3. Partisanship–There is an opinion that parties in free countries are useful checks upon the administration of the government and serve to keep alive the spirit of liberty. This within certain limits is probably true; and in governments of a monarchical cast, patriotism may look with indulgence, if not with favor, upon the spirit of party. But in those of the popular character, in governments purely elective, it is a spirit not to be encouraged. From their natural tendency, it is certain there will always be enough of that spirit for every salutary purpose. And there being constant danger of excess, the effort ought to be by force of public opinion, to mitigate and assuage it. A fire not to be quenched, it demands a uniform vigilance to prevent its bursting into a flame, lest, instead of warming, it should consume.
4. Government Debt–As a very important source of strength and security, cherish public credit. One method of preserving it is to use it as sparingly as possible, avoiding occasions of expense by cultivating peace, but remembering also that timely disbursements to prepare for danger frequently prevent much greater disbursements to repel it, avoiding likewise the accumulation of debt, not only by shunning occasions of expense, but by vigorous exertion in time of peace to discharge the debts which unavoidable wars may have occasioned, not ungenerously throwing upon posterity the burden which we ourselves ought to bear.

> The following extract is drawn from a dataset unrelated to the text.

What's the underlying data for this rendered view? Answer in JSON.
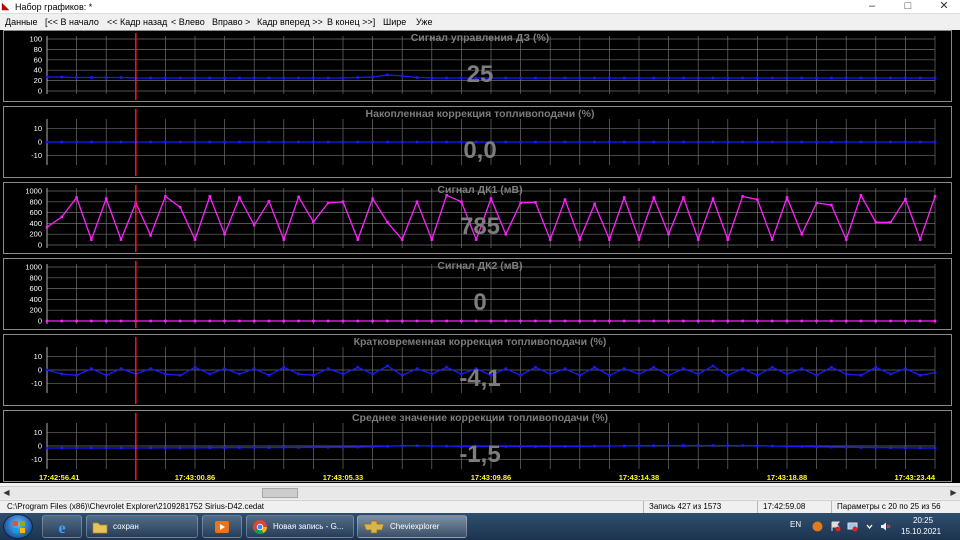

The execution of these maxims belongs to your representatives, but it is necessary that public opinion should co-operate. To facilitate to them the performance of their duty, it is essential that you should practically bear in mind that towards the payment of debts there must be revenue; that to have revenue there must be taxes; that no taxes can be devised which are not more or less inconvenient and unpleasant; that the intrinsic embarrassment, inseparable from the selection of the proper objects (which is always a choice of difficulties), ought to be a decisive motive for a candid construction of the conduct of the government in making it, and for a spirit of acquiescence in the measures for obtaining revenue, which the public exigencies may at any time dictate.
5. Honesty as Policy-. I hold the maxim no less applicable to public than to private affairs, that honesty is always the best policy.
6. Foreign Policy– If we remain one people under an efficient government. the period is not far off when we may defy material injury from external annoyance; when we may take such an attitude as will cause the neutrality we may at any time resolve upon to be scrupulously respected; when belligerent nations, under the impossibility of making acquisitions upon us, will not lightly hazard the giving us provocation; when we may choose peace or war, as our interest, guided by justice, shall counsel.
In retiring from the public scene Washington made this closing observation: Though, in reviewing the incidents of my administration, I am unconscious of intentional error, I am nevertheless too sensible of my defects not to think it probable that I may have committed many errors. Whatever they may be, I fervently beseech the Almighty to avert or mitigate the evils to which they may tend. An attitude of humility for us all to remember when we contend in the Public Square.
Here is the entire text of the Farewell Address: Continue reading
- Oh would some power the gift give us, To see ourselves as others see us.
- Robert Burns